Problem:
Gather, from the data below, each line in which the word "composer" occurs.

Data section:
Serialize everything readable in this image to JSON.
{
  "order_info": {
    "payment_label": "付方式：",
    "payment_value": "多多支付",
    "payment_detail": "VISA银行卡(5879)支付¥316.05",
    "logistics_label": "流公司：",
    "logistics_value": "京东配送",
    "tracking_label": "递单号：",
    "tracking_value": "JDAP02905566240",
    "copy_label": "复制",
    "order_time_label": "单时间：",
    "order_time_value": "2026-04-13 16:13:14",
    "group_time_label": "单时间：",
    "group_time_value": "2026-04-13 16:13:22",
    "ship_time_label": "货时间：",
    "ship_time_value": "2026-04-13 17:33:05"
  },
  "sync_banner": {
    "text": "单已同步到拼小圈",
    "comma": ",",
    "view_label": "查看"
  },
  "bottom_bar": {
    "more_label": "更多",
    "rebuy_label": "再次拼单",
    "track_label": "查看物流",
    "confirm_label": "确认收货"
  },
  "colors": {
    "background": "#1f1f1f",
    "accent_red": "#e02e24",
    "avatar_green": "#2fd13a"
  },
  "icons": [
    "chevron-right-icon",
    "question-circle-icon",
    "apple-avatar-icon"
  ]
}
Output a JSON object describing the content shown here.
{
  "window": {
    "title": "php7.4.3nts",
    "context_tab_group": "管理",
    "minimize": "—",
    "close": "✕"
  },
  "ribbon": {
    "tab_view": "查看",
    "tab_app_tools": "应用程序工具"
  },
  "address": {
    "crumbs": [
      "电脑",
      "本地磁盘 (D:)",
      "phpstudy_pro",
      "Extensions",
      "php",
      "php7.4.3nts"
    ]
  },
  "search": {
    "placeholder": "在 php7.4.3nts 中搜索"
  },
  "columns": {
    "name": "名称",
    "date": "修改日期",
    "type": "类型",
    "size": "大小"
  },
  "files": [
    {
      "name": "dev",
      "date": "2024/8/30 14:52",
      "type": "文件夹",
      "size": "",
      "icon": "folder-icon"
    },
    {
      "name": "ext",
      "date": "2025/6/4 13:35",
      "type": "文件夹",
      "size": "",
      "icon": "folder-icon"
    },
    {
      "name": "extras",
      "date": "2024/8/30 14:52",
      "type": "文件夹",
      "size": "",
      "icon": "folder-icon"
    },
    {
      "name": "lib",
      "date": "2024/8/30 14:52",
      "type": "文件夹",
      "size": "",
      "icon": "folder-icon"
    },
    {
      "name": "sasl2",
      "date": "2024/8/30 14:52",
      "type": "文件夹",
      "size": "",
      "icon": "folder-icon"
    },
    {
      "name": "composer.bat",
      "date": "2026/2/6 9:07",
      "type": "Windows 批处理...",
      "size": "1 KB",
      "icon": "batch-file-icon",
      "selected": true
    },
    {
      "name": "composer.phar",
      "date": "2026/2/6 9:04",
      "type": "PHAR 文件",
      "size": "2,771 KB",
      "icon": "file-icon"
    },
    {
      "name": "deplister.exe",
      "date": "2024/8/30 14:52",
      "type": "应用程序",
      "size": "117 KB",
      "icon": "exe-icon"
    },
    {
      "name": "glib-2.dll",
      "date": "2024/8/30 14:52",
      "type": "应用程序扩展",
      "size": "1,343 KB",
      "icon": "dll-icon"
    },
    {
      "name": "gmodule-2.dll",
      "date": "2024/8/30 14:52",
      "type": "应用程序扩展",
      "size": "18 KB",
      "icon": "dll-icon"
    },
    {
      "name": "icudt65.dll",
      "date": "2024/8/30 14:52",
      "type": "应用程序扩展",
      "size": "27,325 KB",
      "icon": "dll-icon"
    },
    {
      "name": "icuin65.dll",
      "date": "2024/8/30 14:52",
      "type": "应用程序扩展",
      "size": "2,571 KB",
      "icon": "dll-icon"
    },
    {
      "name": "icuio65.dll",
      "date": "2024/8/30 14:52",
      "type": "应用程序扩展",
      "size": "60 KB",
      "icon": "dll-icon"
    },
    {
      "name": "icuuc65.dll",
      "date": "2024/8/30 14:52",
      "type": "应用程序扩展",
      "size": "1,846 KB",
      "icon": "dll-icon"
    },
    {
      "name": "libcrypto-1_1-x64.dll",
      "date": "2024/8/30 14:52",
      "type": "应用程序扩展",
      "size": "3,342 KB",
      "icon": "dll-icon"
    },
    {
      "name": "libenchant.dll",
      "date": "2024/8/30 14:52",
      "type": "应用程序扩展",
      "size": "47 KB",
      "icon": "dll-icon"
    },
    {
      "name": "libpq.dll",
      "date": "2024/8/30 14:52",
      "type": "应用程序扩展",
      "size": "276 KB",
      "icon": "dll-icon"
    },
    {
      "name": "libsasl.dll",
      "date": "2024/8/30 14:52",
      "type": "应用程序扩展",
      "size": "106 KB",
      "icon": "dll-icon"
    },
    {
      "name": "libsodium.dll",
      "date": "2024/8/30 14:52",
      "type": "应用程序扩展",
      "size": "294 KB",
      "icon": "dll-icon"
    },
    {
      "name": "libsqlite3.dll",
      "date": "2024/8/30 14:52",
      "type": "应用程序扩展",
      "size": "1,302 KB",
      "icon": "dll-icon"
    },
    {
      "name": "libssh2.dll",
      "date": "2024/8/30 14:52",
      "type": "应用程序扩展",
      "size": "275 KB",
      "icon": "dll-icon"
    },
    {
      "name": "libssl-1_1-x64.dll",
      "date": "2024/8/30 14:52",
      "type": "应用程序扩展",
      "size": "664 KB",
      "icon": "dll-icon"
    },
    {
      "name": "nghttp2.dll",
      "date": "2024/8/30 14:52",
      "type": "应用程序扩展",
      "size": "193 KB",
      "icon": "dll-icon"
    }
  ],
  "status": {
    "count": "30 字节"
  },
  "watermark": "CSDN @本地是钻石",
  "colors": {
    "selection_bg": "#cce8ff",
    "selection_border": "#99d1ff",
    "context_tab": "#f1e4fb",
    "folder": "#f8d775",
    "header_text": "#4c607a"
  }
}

Your response:
      "name": "composer.bat",
      "name": "composer.phar",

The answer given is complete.